Extracted data entries

━━━━━━

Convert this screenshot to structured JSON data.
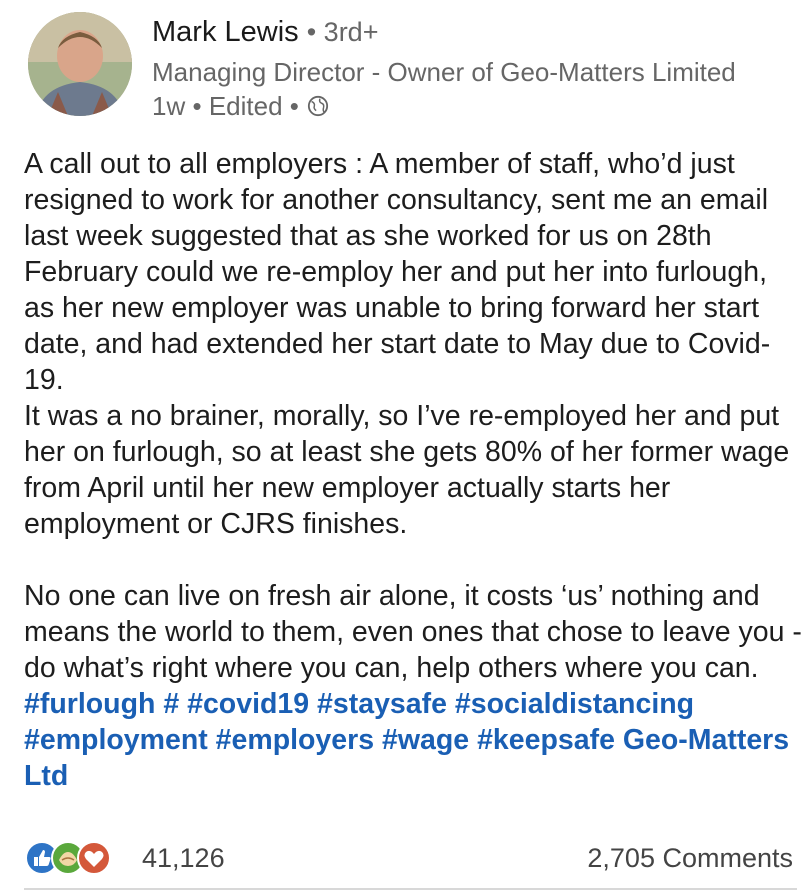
{
  "author": {
    "name": "Mark Lewis",
    "degree": "• 3rd+",
    "headline": "Managing Director - Owner of Geo-Matters Limited",
    "age": "1w",
    "separator": "•",
    "edited": "Edited",
    "separator2": "•",
    "visibility_icon": "globe-icon"
  },
  "post": {
    "p1_line1": "A call out to all employers : A member of staff, who’d just resigned to work for another consultancy, sent me an email last week suggested that as she worked for us on 28th February could we re-employ her and put her into furlough, as her new employer was unable to bring forward her start date, and had extended her start date to May due to Covid-19.",
    "p1_line2": "It was a no brainer, morally, so I’ve re-employed her and put her on furlough, so at least she gets 80% of her former wage from April until her new employer actually starts her employment or CJRS finishes.",
    "p2_text": "No one can live on fresh air alone, it costs ‘us’ nothing and means the world to them, even ones that chose to leave you - do what’s right where you can, help others where you can.",
    "hashtags": [
      "#furlough",
      "#",
      "#covid19",
      "#staysafe",
      "#socialdistancing",
      "#employment",
      "#employers",
      "#wage",
      "#keepsafe",
      "Geo-Matters Ltd"
    ]
  },
  "social": {
    "reaction_icons": [
      "like-icon",
      "celebrate-icon",
      "love-icon"
    ],
    "reaction_count": "41,126",
    "comments": "2,705 Comments"
  },
  "colors": {
    "hashtag": "#1a5fb4",
    "like": "#2e74c6",
    "celebrate": "#5aa83c",
    "love": "#d4583a"
  }
}
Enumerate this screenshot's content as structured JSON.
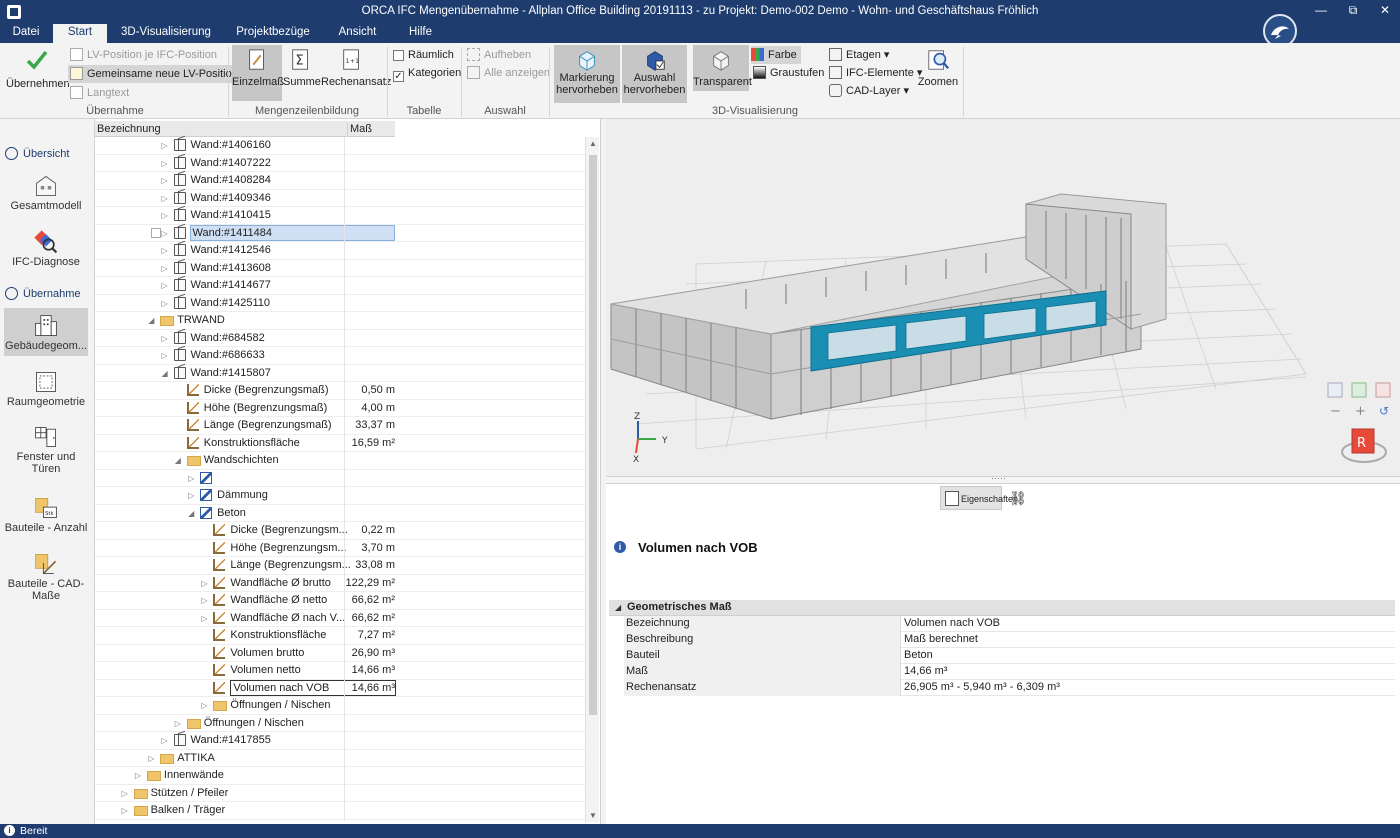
{
  "window": {
    "title": "ORCA IFC Mengenübernahme - Allplan Office Building 20191113 - zu Projekt: Demo-002 Demo - Wohn- und Geschäftshaus Fröhlich",
    "controls": {
      "minimize": "—",
      "restore": "⧉",
      "close": "✕"
    }
  },
  "menu_tabs": [
    "Datei",
    "Start",
    "3D-Visualisierung",
    "Projektbezüge",
    "Ansicht",
    "Hilfe"
  ],
  "ribbon": {
    "uebernahme": {
      "label": "Übernahme",
      "big": "Übernehmen",
      "lv_je_ifc": "LV-Position je IFC-Position",
      "gemeinsame": "Gemeinsame neue LV-Position",
      "langtext": "Langtext"
    },
    "mengen": {
      "label": "Mengenzeilenbildung",
      "einzelmass": "Einzelmaß",
      "summe": "Summe",
      "rechenansatz": "Rechenansatz"
    },
    "tabelle": {
      "label": "Tabelle",
      "raeumlich": "Räumlich",
      "kategorien": "Kategorien"
    },
    "auswahl": {
      "label": "Auswahl",
      "aufheben": "Aufheben",
      "alle_anzeigen": "Alle anzeigen"
    },
    "vis": {
      "label": "3D-Visualisierung",
      "markierung_1": "Markierung",
      "markierung_2": "hervorheben",
      "auswahl_1": "Auswahl",
      "auswahl_2": "hervorheben",
      "transparent": "Transparent",
      "farbe": "Farbe",
      "graustufen": "Graustufen",
      "etagen": "Etagen",
      "ifc_elemente": "IFC-Elemente",
      "cad_layer": "CAD-Layer",
      "zoomen": "Zoomen"
    }
  },
  "leftnav": {
    "section1": "Übersicht",
    "gesamtmodell": "Gesamtmodell",
    "ifc_diagnose": "IFC-Diagnose",
    "section2": "Übernahme",
    "gebaeudegeom": "Gebäudegeom...",
    "raumgeometrie": "Raumgeometrie",
    "fenster_1": "Fenster und",
    "fenster_2": "Türen",
    "bauteile_anzahl": "Bauteile - Anzahl",
    "bauteile_cad_1": "Bauteile - CAD-",
    "bauteile_cad_2": "Maße",
    "stk": "Stk"
  },
  "tree": {
    "col_name": "Bezeichnung",
    "col_value": "Maß",
    "rows": [
      {
        "indent": 5,
        "exp": "▷",
        "icon": "wall",
        "name": "Wand:#1406160",
        "value": ""
      },
      {
        "indent": 5,
        "exp": "▷",
        "icon": "wall",
        "name": "Wand:#1407222",
        "value": ""
      },
      {
        "indent": 5,
        "exp": "▷",
        "icon": "wall",
        "name": "Wand:#1408284",
        "value": ""
      },
      {
        "indent": 5,
        "exp": "▷",
        "icon": "wall",
        "name": "Wand:#1409346",
        "value": ""
      },
      {
        "indent": 5,
        "exp": "▷",
        "icon": "wall",
        "name": "Wand:#1410415",
        "value": ""
      },
      {
        "indent": 5,
        "exp": "▷",
        "icon": "wall",
        "name": "Wand:#1411484",
        "value": "",
        "selected": true
      },
      {
        "indent": 5,
        "exp": "▷",
        "icon": "wall",
        "name": "Wand:#1412546",
        "value": ""
      },
      {
        "indent": 5,
        "exp": "▷",
        "icon": "wall",
        "name": "Wand:#1413608",
        "value": ""
      },
      {
        "indent": 5,
        "exp": "▷",
        "icon": "wall",
        "name": "Wand:#1414677",
        "value": ""
      },
      {
        "indent": 5,
        "exp": "▷",
        "icon": "wall",
        "name": "Wand:#1425110",
        "value": ""
      },
      {
        "indent": 4,
        "exp": "◢",
        "icon": "folder",
        "name": "TRWAND",
        "value": ""
      },
      {
        "indent": 5,
        "exp": "▷",
        "icon": "wall",
        "name": "Wand:#684582",
        "value": ""
      },
      {
        "indent": 5,
        "exp": "▷",
        "icon": "wall",
        "name": "Wand:#686633",
        "value": ""
      },
      {
        "indent": 5,
        "exp": "◢",
        "icon": "wall",
        "name": "Wand:#1415807",
        "value": ""
      },
      {
        "indent": 6,
        "exp": "",
        "icon": "meas",
        "name": "Dicke (Begrenzungsmaß)",
        "value": "0,50 m"
      },
      {
        "indent": 6,
        "exp": "",
        "icon": "meas",
        "name": "Höhe (Begrenzungsmaß)",
        "value": "4,00 m"
      },
      {
        "indent": 6,
        "exp": "",
        "icon": "meas",
        "name": "Länge (Begrenzungsmaß)",
        "value": "33,37 m"
      },
      {
        "indent": 6,
        "exp": "",
        "icon": "meas",
        "name": "Konstruktionsfläche",
        "value": "16,59 m²"
      },
      {
        "indent": 6,
        "exp": "◢",
        "icon": "folder",
        "name": "Wandschichten",
        "value": ""
      },
      {
        "indent": 7,
        "exp": "▷",
        "icon": "layer",
        "name": "",
        "value": ""
      },
      {
        "indent": 7,
        "exp": "▷",
        "icon": "layer",
        "name": "Dämmung",
        "value": ""
      },
      {
        "indent": 7,
        "exp": "◢",
        "icon": "layer",
        "name": "Beton",
        "value": ""
      },
      {
        "indent": 8,
        "exp": "",
        "icon": "meas",
        "name": "Dicke (Begrenzungsm...",
        "value": "0,22 m"
      },
      {
        "indent": 8,
        "exp": "",
        "icon": "meas",
        "name": "Höhe (Begrenzungsm...",
        "value": "3,70 m"
      },
      {
        "indent": 8,
        "exp": "",
        "icon": "meas",
        "name": "Länge (Begrenzungsm...",
        "value": "33,08 m"
      },
      {
        "indent": 8,
        "exp": "▷",
        "icon": "meas",
        "name": "Wandfläche Ø brutto",
        "value": "122,29 m²"
      },
      {
        "indent": 8,
        "exp": "▷",
        "icon": "meas",
        "name": "Wandfläche Ø netto",
        "value": "66,62 m²"
      },
      {
        "indent": 8,
        "exp": "▷",
        "icon": "meas",
        "name": "Wandfläche Ø nach V...",
        "value": "66,62 m²"
      },
      {
        "indent": 8,
        "exp": "",
        "icon": "meas",
        "name": "Konstruktionsfläche",
        "value": "7,27 m²"
      },
      {
        "indent": 8,
        "exp": "",
        "icon": "meas",
        "name": "Volumen brutto",
        "value": "26,90 m³"
      },
      {
        "indent": 8,
        "exp": "",
        "icon": "meas",
        "name": "Volumen netto",
        "value": "14,66 m³"
      },
      {
        "indent": 8,
        "exp": "",
        "icon": "meas",
        "name": "Volumen nach VOB",
        "value": "14,66 m³",
        "focused": true
      },
      {
        "indent": 8,
        "exp": "▷",
        "icon": "folder",
        "name": "Öffnungen / Nischen",
        "value": ""
      },
      {
        "indent": 6,
        "exp": "▷",
        "icon": "folder",
        "name": "Öffnungen / Nischen",
        "value": ""
      },
      {
        "indent": 5,
        "exp": "▷",
        "icon": "wall",
        "name": "Wand:#1417855",
        "value": ""
      },
      {
        "indent": 4,
        "exp": "▷",
        "icon": "folder",
        "name": "ATTIKA",
        "value": ""
      },
      {
        "indent": 3,
        "exp": "▷",
        "icon": "folder",
        "name": "Innenwände",
        "value": ""
      },
      {
        "indent": 2,
        "exp": "▷",
        "icon": "folder",
        "name": "Stützen / Pfeiler",
        "value": ""
      },
      {
        "indent": 2,
        "exp": "▷",
        "icon": "folder",
        "name": "Balken / Träger",
        "value": ""
      }
    ]
  },
  "viewport": {
    "axis_z": "Z",
    "axis_y": "Y",
    "axis_x": "X",
    "cube_label": "R",
    "zoom_out": "−",
    "zoom_in": "+",
    "reset": "↺",
    "highlight_color": "#1b8fb3"
  },
  "properties": {
    "tab_eigenschaften": "Eigenschaften",
    "title": "Volumen nach VOB",
    "group": "Geometrisches Maß",
    "rows": [
      {
        "key": "Bezeichnung",
        "value": "Volumen nach VOB"
      },
      {
        "key": "Beschreibung",
        "value": "Maß berechnet"
      },
      {
        "key": "Bauteil",
        "value": "Beton"
      },
      {
        "key": "Maß",
        "value": "14,66 m³"
      },
      {
        "key": "Rechenansatz",
        "value": "26,905 m³ - 5,940 m³ - 6,309 m³"
      }
    ]
  },
  "status": {
    "text": "Bereit"
  },
  "colors": {
    "brand": "#1e3c6e",
    "selection": "#cfe0f5",
    "accent_green": "#3aa84a"
  }
}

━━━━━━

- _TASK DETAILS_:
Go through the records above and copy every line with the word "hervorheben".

- _OUTPUT OF THE TASK_:
      "markierung_2": "hervorheben",
      "auswahl_2": "hervorheben",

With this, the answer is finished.